Missouri has a goal to have 60 percent of its working-age adults hold a college degree or certificate by 2025, and that percentage has increased from 48.9 percent in 2011 — when the "Big Goal" was adopted — to 53.7 percent in 2019, according to a news release this week from the Department of Higher Education and Workforce Development.
The number of students graduating from Missouri colleges and universities has increased by about 15 percent since 2011, according to the news release.
Community and technical colleges in particular graduated 26 percent more students in 2018 than 2011. Public universities graduated 18.6 percent more students and private institutions saw an increase of 0.6 percent in graduation numbers.
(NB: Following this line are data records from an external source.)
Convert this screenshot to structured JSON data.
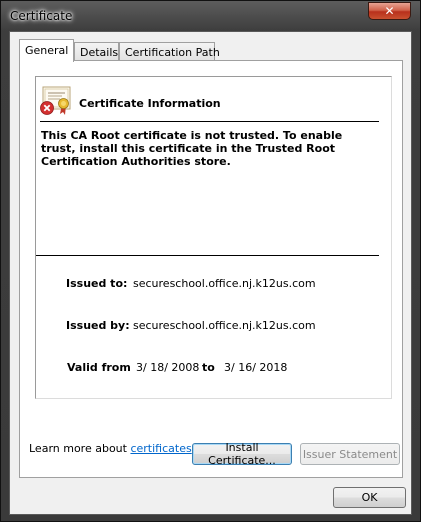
{
  "window": {
    "title": "Certificate",
    "close_glyph": "✕"
  },
  "tabs": [
    {
      "label": "General",
      "active": true
    },
    {
      "label": "Details",
      "active": false
    },
    {
      "label": "Certification Path",
      "active": false
    }
  ],
  "general": {
    "icon": "certificate-error-icon",
    "heading": "Certificate Information",
    "warning": "This CA Root certificate is not trusted. To enable trust, install this certificate in the Trusted Root Certification Authorities store.",
    "issued_to_label": "Issued to:",
    "issued_to": "secureschool.office.nj.k12us.com",
    "issued_by_label": "Issued by:",
    "issued_by": "secureschool.office.nj.k12us.com",
    "valid_from_label": "Valid from",
    "valid_from": "3/ 18/ 2008",
    "valid_to_label": "to",
    "valid_to": "3/ 16/ 2018"
  },
  "buttons": {
    "install": "Install Certificate...",
    "issuer_statement": "Issuer Statement",
    "ok": "OK"
  },
  "learn_more": {
    "prefix": "Learn more about ",
    "link": "certificates"
  },
  "colors": {
    "link": "#0066cc",
    "close_button": "#c9502f",
    "error_badge": "#d32f2f"
  }
}
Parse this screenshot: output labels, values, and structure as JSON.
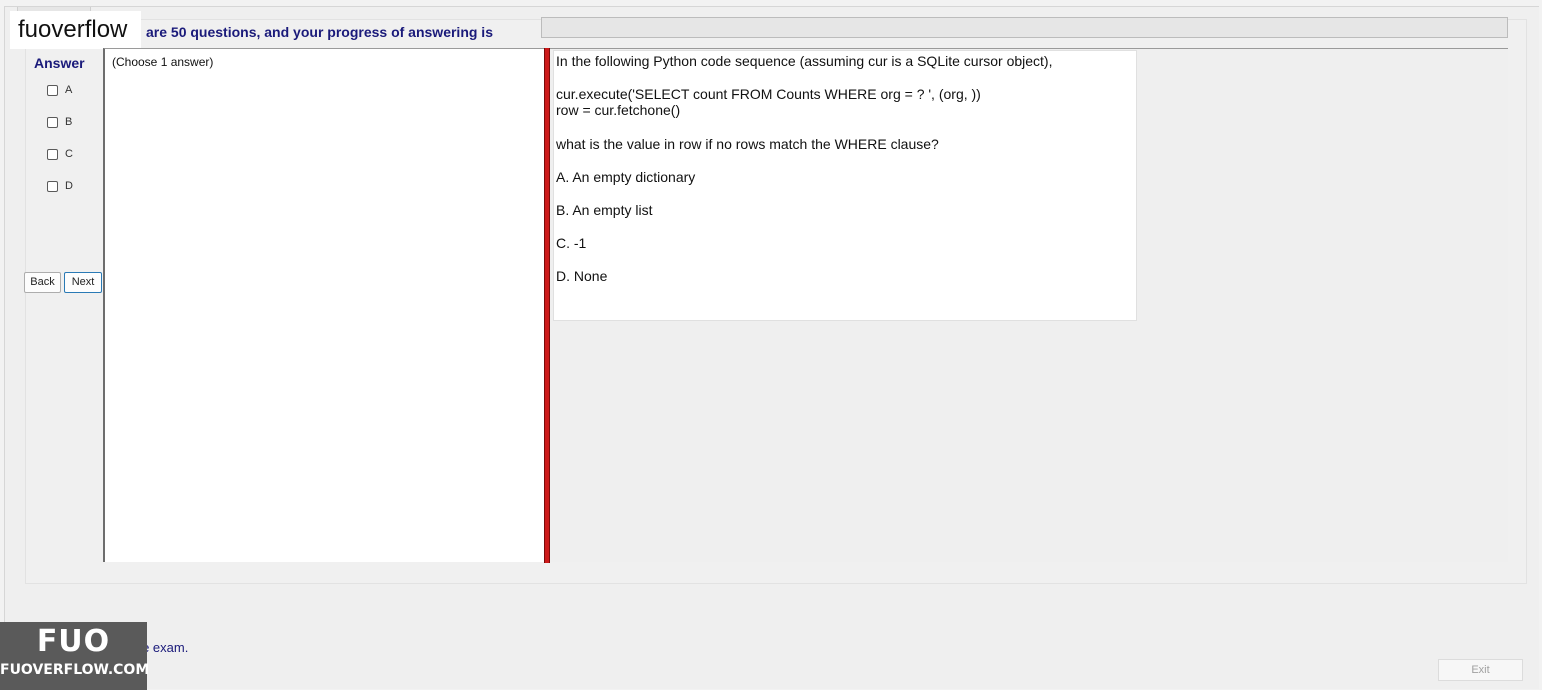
{
  "logo": {
    "text": "fuoverflow"
  },
  "header": {
    "progress_text": "are 50 questions, and your progress of answering is",
    "progress_fraction": 0.0
  },
  "answer_panel": {
    "heading": "Answer",
    "options": [
      "A",
      "B",
      "C",
      "D"
    ],
    "back_label": "Back",
    "next_label": "Next",
    "choose_text": "(Choose 1 answer)"
  },
  "question": {
    "line1": "In the following Python code sequence (assuming cur is a SQLite cursor object),",
    "code_line1": "cur.execute('SELECT count FROM Counts WHERE org = ? ', (org, ))",
    "code_line2": "row = cur.fetchone()",
    "prompt": "what is the value in row if no rows match the WHERE clause?",
    "choices": [
      "A.  An empty dictionary",
      "B.  An empty list",
      "C.  -1",
      "D.  None"
    ]
  },
  "footer": {
    "finish_text": "ish the exam.",
    "exit_label": "Exit"
  },
  "badge": {
    "top": "FUO",
    "bottom": "FUOVERFLOW.COM"
  },
  "colors": {
    "heading_blue": "#1a1a7a",
    "divider_red": "#cc1a1a",
    "badge_gray": "#5a5a5a"
  }
}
"Five higher education institutions have increased graduation rates by more than 10 percentage points since 2011: Fontbonne University; Saint Louis University; State Technical College; College of the Ozarks; and Ozarks Technical Community College. Seventeen other institutions have seen at least a 5 percent increase," according to the news release.
"More students who start college are working hard and completing their degrees," said Zora Mulligan, Missouri commissioner of higher education.
"Several institutions are breaking down barriers to degree completion, and those efforts are making a significant advance in improving graduation rates," Mulligan added.
The news release noted certificate and degree completion among Missouri's minority population increased 38.1 percent since 2011.
More information about the "Big Goal" can be found at dhe.mo.gov/initiatives/MissourisBigGoal.php.
The Higher Education and Workforce Development Department expects two-thirds of all jobs in the state will require some form of higher education by 2020.